Through seven innings, Garza had still faced the minimum, as singles by Jason Varitek in the sixth and Marco Scutaro in the seventh were erased by double plays. A walk and Beltre's one-out double put runners on second and third in the eighth, and still the Sox couldn't break through, as Jeremy Hermida tapped out to the pitcher and Varitek flied out.

A mock cheer arose from the stragglers in the ninth, when the Sox finally scored off Rays reliever Mike Ekstrom, Dustin Pedroia's sacrifice fly scoring Cameron, who had doubled and taken third on a ground ball.

The Red Sox hold Garza in the highest regard. One Sox official said this spring that Garza was one of the three best pitchers in the league.

There is compelling evidence that if you match up Garza and Lester, young ace against young ace, the advantage is with the Rays. Since the start of the 2008 season, they have faced each other four times, including the postseason. The Rays have won all four. Garza has allowed four earned runs and 15 hits in 28 innings, for a 1.29 ERA. Lester has allowed 15 earned runs in 24 2/3 innings (5.47 ERA).

Lester's poor starts continue to mystify. In 14 starts in March/April, he has a 5.46 ERA while giving up a dozen home runs. Three starts into this season, he has an 0-2 record and 8.44 ERA.

He saw some positives Sunday, but referred to it as a "tale of two pitchers." The good Lester had his moments, but the bad Lester carried the day. He was particularly agitated about walking Kapler after being ahead 0-and-2, then following that with a first-pitch strike to Bartlett, only to walk him too.

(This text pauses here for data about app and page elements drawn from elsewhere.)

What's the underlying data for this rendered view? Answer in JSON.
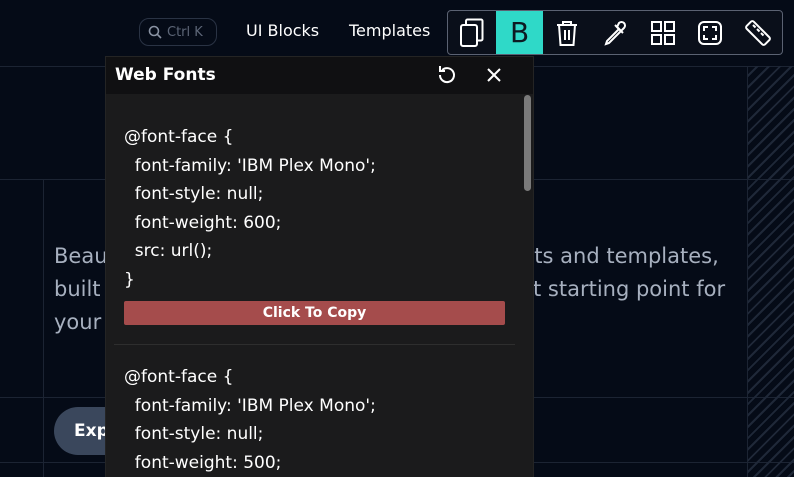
{
  "nav": {
    "search_placeholder": "Ctrl K",
    "links": [
      "UI Blocks",
      "Templates"
    ]
  },
  "toolbar": {
    "tools": [
      {
        "icon": "copy-icon"
      },
      {
        "icon": "bold-b-icon",
        "label": "B",
        "active": true
      },
      {
        "icon": "trash-icon"
      },
      {
        "icon": "eyedropper-icon"
      },
      {
        "icon": "grid-icon"
      },
      {
        "icon": "screenshot-frame-icon"
      },
      {
        "icon": "ruler-icon"
      }
    ],
    "accent_color": "#2fd9c8"
  },
  "hero": {
    "line1_left": "Beau",
    "line1_right": "nts and templates,",
    "line2_left": "built",
    "line2_right": "t starting point for",
    "line3_left": "your",
    "explore_label": "Expl"
  },
  "panel": {
    "title": "Web Fonts",
    "entries": [
      {
        "code": "@font-face {\n  font-family: 'IBM Plex Mono';\n  font-style: null;\n  font-weight: 600;\n  src: url();\n}",
        "copy_label": "Click To Copy"
      },
      {
        "code": "@font-face {\n  font-family: 'IBM Plex Mono';\n  font-style: null;\n  font-weight: 500;",
        "copy_label": ""
      }
    ],
    "copy_button_color": "#a54c4c"
  }
}
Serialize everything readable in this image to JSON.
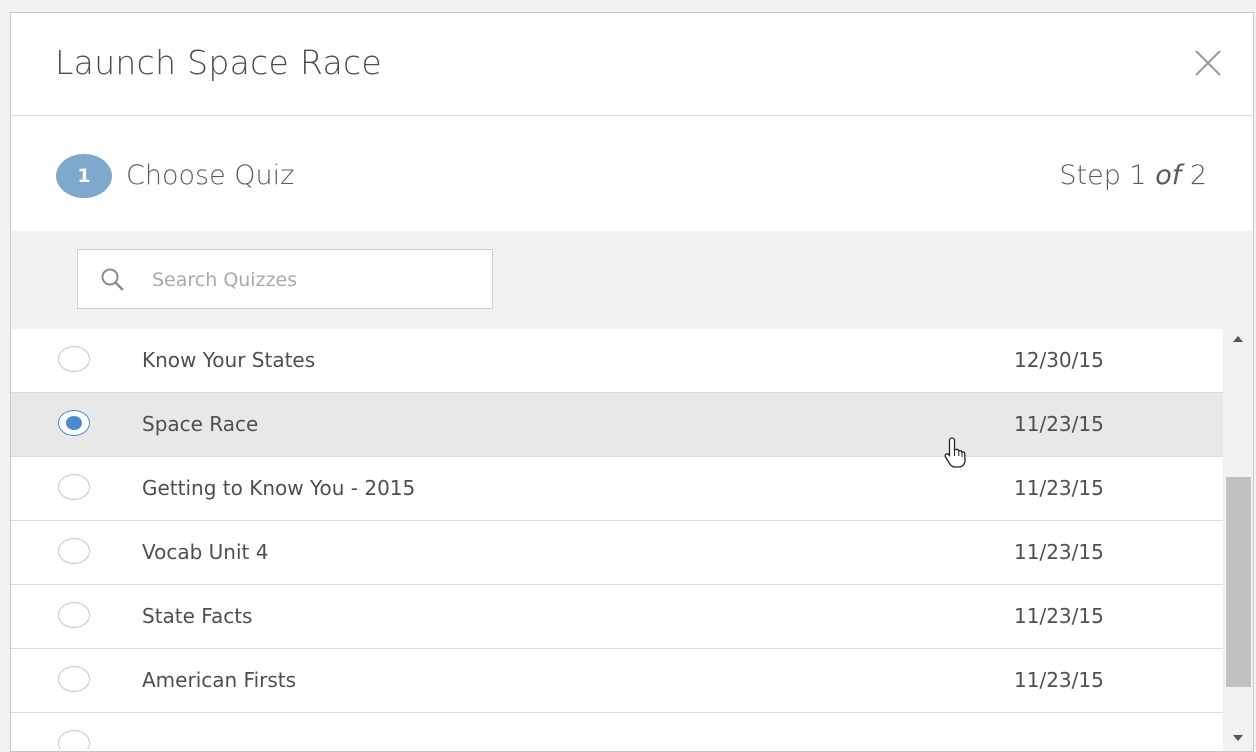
{
  "modal": {
    "title": "Launch Space Race",
    "close_icon": "close-icon"
  },
  "step": {
    "number": "1",
    "label": "Choose Quiz",
    "prefix": "Step 1 ",
    "of": "of",
    "total": " 2"
  },
  "search": {
    "placeholder": "Search Quizzes",
    "icon": "search-icon"
  },
  "quizzes": [
    {
      "name": "Know Your States",
      "date": "12/30/15",
      "selected": false
    },
    {
      "name": "Space Race",
      "date": "11/23/15",
      "selected": true
    },
    {
      "name": "Getting to Know You - 2015",
      "date": "11/23/15",
      "selected": false
    },
    {
      "name": "Vocab Unit 4",
      "date": "11/23/15",
      "selected": false
    },
    {
      "name": "State Facts",
      "date": "11/23/15",
      "selected": false
    },
    {
      "name": "American Firsts",
      "date": "11/23/15",
      "selected": false
    }
  ],
  "colors": {
    "accent": "#4a8bd0",
    "step_badge": "#7fa9cc",
    "selected_row": "#e8e8e8"
  }
}
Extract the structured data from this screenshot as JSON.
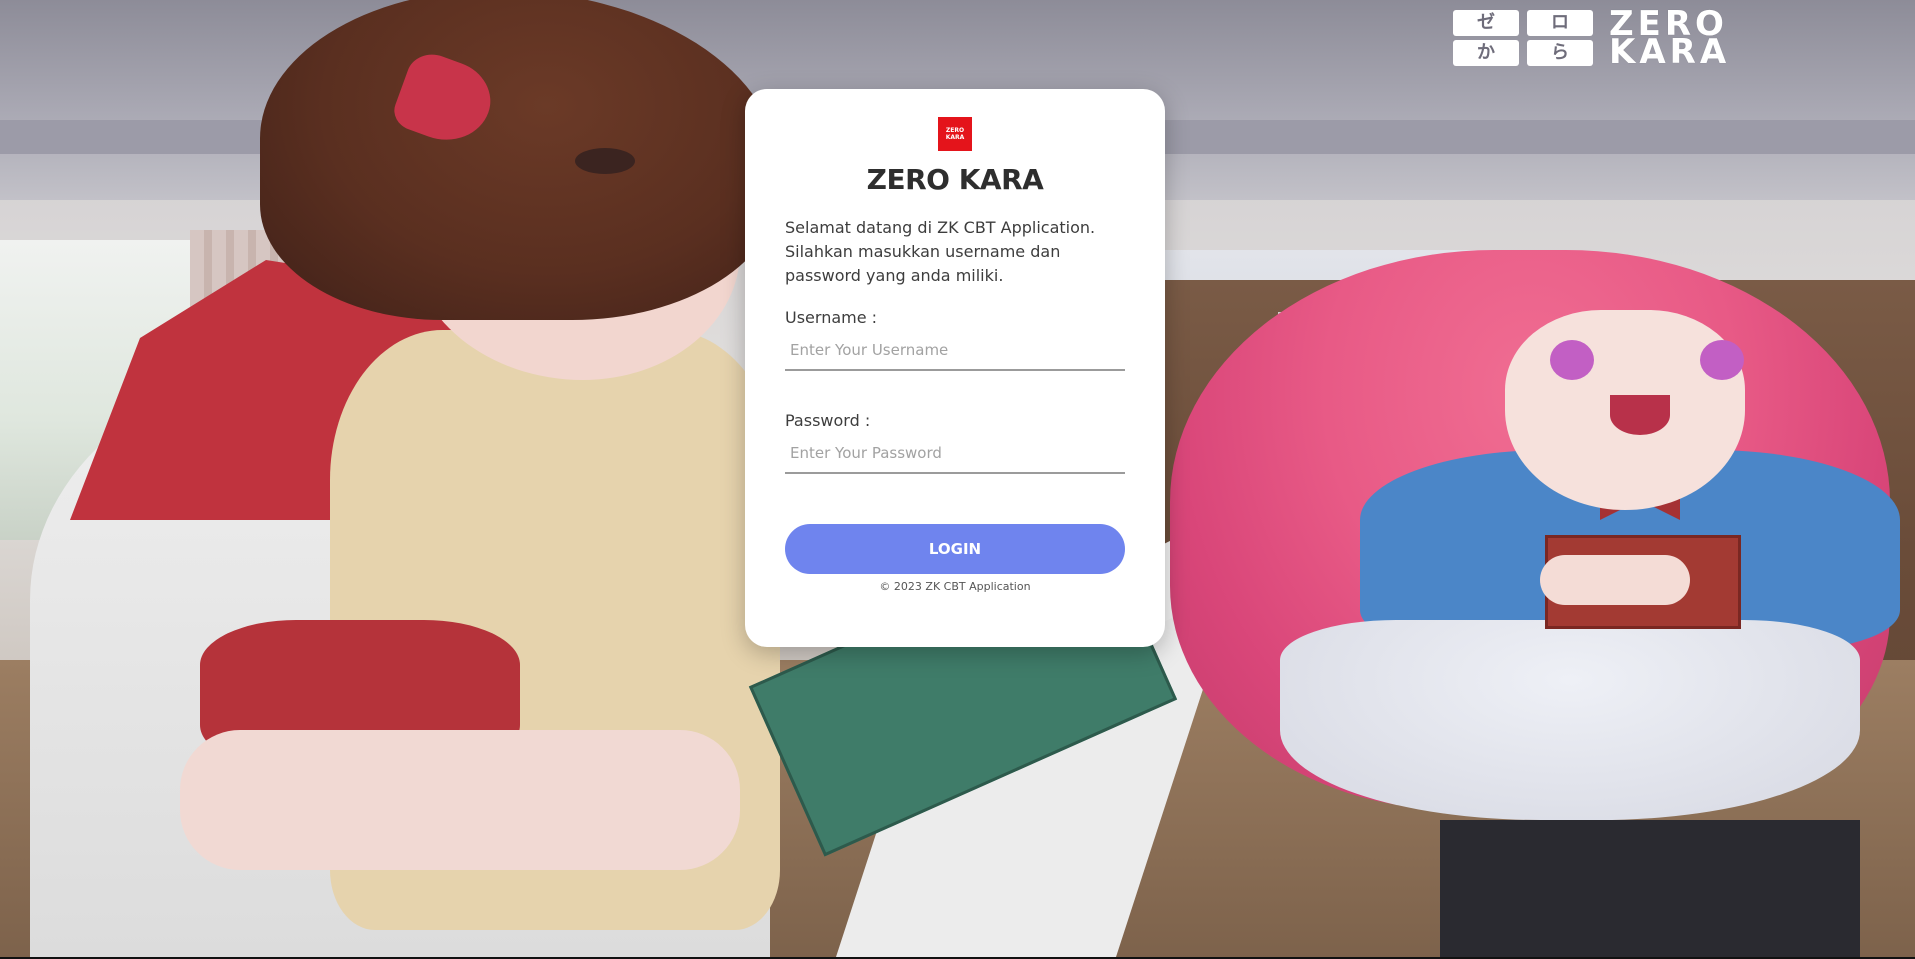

"Terrible,'' Lester said of the walks. "I'm getting tired of getting ahead of guys, then go to 3-and-2 and end up being predictable. Whether I walk somebody or give up a hit, it's unacceptable. I've got to do a better job, especially when I get ahead of guys.''

Lester, who struck out the side to open the game, said he could accept the home run by Pena, the fifth the Rays slugger has hit off him, despite the advantage Lester should hold as a lefty facing a left-handed hitter. The home run came after a double to the center-field wall by Longoria on which Cameron broke late.

"He's a fastball hitter and I'm a fastball pitcher,'' Lester said. "He's either going to get me or I'm going to get him. I'm not going to shy away from my game plan because the guy can hit fastballs.

"First pitch after a double and he hits it out, what can you do? I haven't seen the pitch. I don't know if it was located up or what. He put a good swing on it.''

But he lamented having Upton 1-and-2 in the sixth, then falling behind before Upton hit one on top of the camera well in center. "He gets back in the count, he gets comfortable, I become predictable and he hits it out.''

Much is expected of Lester this season; he was a popular choice to win the AL Cy Young Award, and many have deemed him the ace of the Sox staff, ahead of Josh Beckett.

"I don't know what I have to do,'' Lester said. "I have to do better, that's all, and it's unacceptable. I'm letting the rotation down, I'm letting the bullpen down. After last night, I have to do a better job and go deeper in the ballgame. I needed to give them a blow and I didn't do that.

"Most important, I'm letting the team down with how I'm throwing the ball right now. I need to pick it up, kick myself in the butt. I don't know what else I can do, but I'm going to figure it out."

Gordon Edes is ESPNBoston.com's Red Sox reporter. He covered the Red Sox for 12 years and has reported on baseball for 25 years. Ask a question for his next mailbag here.